Life could have been a piece of cake, if only I knew how to ‘close’ everything as easily as my water bottle.
All of us know that closures are essential to beverage and food packaging and for the consumer the closure is the gateway to the product experience. Most rigid containers and packages require a means of closing. It can be a separate device or seal or sometimes an integral latch or lock. Depending on the contents and container, closures have several functions.
Closures help in securing the product, improving shelf life, provide a barrier to dirt, oxygen, moisture, etc. Caps and closures also help in re-closing or reusing the container and assist in dispensing and measured consumption of the product.

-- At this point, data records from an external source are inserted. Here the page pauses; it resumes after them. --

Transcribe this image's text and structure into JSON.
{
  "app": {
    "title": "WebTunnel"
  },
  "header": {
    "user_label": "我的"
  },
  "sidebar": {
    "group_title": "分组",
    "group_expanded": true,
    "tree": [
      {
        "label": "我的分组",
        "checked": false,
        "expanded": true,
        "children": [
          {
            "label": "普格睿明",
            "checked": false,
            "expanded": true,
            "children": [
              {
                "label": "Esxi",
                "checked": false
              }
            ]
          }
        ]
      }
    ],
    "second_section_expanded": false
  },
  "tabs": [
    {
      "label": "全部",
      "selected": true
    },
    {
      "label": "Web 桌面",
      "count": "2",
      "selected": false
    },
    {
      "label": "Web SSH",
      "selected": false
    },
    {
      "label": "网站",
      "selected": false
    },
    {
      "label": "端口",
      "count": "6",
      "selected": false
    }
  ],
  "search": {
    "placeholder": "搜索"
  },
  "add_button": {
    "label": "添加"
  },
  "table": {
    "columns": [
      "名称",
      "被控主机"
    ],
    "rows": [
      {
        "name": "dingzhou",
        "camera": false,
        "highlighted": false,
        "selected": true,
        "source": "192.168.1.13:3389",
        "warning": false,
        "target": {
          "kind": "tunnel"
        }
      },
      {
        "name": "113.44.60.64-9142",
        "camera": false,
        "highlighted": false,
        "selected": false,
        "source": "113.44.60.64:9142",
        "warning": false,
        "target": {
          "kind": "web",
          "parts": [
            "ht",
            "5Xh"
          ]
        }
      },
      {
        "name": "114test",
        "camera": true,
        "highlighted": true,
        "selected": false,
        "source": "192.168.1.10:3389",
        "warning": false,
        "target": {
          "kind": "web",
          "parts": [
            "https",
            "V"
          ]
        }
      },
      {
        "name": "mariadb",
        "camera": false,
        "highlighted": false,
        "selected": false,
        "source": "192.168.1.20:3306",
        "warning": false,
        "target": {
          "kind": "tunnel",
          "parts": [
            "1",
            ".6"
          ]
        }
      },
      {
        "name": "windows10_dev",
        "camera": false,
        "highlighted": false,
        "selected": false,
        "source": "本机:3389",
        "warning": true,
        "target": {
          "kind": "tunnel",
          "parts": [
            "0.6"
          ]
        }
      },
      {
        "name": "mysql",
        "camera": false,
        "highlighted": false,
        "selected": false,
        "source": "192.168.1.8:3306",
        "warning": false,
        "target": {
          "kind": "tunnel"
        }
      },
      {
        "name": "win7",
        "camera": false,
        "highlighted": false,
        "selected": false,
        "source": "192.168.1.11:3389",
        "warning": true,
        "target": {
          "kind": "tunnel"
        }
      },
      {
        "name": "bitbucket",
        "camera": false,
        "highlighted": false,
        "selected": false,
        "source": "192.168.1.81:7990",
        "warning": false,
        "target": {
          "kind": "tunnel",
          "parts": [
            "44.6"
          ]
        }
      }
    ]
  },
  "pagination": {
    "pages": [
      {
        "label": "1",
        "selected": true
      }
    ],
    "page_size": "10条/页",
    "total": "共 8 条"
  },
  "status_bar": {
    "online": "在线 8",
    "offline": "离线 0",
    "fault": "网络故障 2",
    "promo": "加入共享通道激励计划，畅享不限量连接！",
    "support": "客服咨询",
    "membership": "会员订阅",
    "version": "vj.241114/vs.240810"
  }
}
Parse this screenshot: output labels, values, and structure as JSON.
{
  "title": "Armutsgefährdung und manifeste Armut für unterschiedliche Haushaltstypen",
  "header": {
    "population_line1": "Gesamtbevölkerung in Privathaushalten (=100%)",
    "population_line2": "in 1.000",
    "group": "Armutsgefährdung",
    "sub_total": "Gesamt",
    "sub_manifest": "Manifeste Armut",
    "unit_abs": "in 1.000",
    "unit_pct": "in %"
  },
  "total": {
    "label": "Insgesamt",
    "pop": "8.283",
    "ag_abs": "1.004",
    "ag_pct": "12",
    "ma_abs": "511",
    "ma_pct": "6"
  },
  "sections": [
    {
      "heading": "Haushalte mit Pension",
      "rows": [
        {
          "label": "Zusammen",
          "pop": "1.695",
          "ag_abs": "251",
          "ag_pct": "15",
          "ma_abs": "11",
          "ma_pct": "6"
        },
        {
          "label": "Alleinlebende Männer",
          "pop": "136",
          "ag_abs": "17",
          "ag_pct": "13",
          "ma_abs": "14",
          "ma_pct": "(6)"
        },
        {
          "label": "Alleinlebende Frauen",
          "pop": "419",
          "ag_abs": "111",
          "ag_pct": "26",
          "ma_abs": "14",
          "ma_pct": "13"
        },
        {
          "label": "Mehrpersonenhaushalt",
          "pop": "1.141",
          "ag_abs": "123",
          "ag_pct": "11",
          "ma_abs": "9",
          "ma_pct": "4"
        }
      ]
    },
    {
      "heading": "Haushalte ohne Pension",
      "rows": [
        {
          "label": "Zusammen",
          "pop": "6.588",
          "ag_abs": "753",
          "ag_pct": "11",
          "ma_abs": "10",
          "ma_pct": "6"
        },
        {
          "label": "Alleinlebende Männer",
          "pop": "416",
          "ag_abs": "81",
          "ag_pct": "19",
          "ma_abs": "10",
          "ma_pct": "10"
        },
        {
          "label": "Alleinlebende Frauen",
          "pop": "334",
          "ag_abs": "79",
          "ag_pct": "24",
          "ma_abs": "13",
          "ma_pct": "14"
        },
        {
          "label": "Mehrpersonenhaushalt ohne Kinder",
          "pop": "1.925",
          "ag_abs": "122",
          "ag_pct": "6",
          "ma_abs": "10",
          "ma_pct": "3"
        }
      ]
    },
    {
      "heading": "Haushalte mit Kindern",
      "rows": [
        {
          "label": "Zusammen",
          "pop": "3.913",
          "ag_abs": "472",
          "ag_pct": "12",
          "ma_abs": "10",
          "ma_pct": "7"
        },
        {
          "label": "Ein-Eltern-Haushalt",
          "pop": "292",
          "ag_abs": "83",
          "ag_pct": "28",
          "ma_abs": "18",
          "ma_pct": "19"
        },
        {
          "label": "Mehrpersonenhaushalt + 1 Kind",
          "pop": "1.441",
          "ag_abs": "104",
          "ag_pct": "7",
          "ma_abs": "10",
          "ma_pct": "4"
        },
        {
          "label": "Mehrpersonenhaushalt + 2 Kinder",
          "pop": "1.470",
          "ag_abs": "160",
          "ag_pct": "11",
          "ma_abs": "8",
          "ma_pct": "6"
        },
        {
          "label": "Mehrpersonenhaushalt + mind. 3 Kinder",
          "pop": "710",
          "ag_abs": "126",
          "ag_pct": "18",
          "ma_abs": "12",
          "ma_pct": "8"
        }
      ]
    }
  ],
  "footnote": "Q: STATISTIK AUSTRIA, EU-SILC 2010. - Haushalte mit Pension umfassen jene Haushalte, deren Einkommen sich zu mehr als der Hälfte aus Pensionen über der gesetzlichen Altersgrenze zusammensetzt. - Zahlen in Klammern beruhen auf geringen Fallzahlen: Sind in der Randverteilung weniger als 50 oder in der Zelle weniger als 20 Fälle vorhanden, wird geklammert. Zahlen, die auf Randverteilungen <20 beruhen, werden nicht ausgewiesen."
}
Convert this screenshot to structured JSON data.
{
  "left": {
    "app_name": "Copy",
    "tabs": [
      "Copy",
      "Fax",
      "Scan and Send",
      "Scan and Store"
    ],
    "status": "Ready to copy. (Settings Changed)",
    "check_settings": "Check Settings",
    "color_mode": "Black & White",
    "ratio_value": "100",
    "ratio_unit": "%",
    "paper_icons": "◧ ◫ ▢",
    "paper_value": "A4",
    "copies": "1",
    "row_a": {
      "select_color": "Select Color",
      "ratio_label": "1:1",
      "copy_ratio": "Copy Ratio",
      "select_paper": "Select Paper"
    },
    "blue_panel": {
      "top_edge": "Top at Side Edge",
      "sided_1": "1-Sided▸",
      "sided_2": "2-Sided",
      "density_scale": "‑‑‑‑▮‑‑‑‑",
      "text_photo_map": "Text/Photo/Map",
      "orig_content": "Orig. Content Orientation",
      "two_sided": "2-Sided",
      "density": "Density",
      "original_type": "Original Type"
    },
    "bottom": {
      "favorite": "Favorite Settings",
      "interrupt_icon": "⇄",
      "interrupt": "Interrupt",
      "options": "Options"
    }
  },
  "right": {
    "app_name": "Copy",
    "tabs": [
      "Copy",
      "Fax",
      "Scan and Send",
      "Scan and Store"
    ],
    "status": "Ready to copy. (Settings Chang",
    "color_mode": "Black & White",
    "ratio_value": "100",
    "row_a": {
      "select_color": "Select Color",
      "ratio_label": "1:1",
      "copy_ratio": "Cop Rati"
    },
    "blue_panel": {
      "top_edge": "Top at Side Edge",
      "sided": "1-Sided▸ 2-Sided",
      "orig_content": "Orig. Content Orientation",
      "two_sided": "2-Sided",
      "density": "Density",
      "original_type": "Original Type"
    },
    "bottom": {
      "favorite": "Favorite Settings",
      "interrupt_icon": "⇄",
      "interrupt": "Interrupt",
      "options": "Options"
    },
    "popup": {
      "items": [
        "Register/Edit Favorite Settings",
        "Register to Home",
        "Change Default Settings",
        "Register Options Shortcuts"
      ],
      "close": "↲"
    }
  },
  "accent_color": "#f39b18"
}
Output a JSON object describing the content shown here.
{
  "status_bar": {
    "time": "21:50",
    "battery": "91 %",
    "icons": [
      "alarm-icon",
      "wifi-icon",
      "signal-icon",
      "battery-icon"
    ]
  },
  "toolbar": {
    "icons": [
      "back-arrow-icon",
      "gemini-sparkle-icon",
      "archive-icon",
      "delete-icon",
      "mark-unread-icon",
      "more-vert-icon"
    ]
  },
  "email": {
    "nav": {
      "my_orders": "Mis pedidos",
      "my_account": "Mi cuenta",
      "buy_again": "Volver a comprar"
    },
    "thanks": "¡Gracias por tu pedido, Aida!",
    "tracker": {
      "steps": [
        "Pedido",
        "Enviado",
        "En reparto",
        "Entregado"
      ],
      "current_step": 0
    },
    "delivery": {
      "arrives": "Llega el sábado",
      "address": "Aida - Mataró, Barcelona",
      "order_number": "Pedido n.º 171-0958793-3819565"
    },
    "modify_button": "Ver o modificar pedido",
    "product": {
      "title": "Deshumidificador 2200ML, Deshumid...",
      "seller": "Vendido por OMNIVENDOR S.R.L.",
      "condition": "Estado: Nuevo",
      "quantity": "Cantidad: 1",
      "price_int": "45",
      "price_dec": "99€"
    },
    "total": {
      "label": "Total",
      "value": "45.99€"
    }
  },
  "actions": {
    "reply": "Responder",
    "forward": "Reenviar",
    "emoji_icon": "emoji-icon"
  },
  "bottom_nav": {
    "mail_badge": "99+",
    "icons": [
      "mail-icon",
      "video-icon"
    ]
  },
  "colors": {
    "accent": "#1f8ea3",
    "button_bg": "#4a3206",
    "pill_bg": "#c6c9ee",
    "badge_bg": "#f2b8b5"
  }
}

The metal and plastic closures have been used to protect products since long, but over time, these closures have evolved and have become part of the brand.
Types of closures:-
Closures need to be attached to the container with sufficient security. Threads, lugs, hinges, locks, adhesives, etc. are used. In terms of possible options, thousands of different closure designs exist, although only some of the closures are commercially successful and widespread. Most of the closures need to accommodate slight manufacturing variation in the container and the closure structure.
Container closing process can be broadly divided into three phases.
• Closure orientation and feeding
• Closure placement OR Application
Depending upon the machine, closure and container type and user requirements, various methods to execute the above processes are followed.
Screw caps are threaded caps and require torque to be tightened onto various containers. However, there are many variations of the screw caps, simple flat caps, sports caps, flip top caps, press top caps & trigger sprayers etc.
Spindle capping machines and chuck cappers will normally handle screw caps, with a few exceptions. Many screw type caps require special chucks or chuck inserts for the extended / shaped tops. The choice of capping machines will depend on your cap, your container and your production requirements.
Glass beverage bottles are frequently closed with crown caps. These are shallow metal caps that are crimped into locking position around the head of the bottle. These are one of the oldest commercially used caps in the beverage industry.
Snap on capping machine usually works by pressing the caps on the container. Caps lock on to the container by engaging male and female locking rings. Snap on caps can be applied either by the overhead belt or by the press-on head.
Wine bottles, vials, perfume and many other products may use a cork or bottle stopper to seal the product. Bottle stoppers may be plastic, glass, rubber or a number of other materials. These closures / plugs are applied inside the neck of the container. Capping machines used to create a seal with these caps will also depend on the cap, container and production requirements. Many corks and bottle stoppers can be securely sealed with a snap capping machine. The snap capper will normally use either a snap belt with a gradual decline to push the cap into place or a press on head that “stomps” the closure into place as the cap and container pass under it. The cap and container material will help determine whether a belt or press on head should be used. A snap capper can also be combined with a spindle capping machine for some unique caps.
ROPP stands for roll-on pilfer proof, and ROPP caps are unique caps in the packaging industry. In ROPP capping machines, bottles closure is usually applied with four rollers.
Two rollers properly skirt, spin and seal the aluminum cap and another two rollers carve threads into the aluminum blank according to bottle neck diameter.
These caps are widely used on wine and spirit bottles. ROPP caps allow for tamper evidence and a consistent, secure seal. Normally, a capping head can be obtained for a ROPP capper that will allow plastic screw caps to be run on the same machine as well, thus offering a versatile capping machine.
Search various capping machine manufacturers and their machines features here
There is some good information regarding glass bottles and closures history on http://www.sha.org/bottle/closures.htm
Search various food and beverage packaging machine manufacturers and their machines on http://www.triplemexpo.com/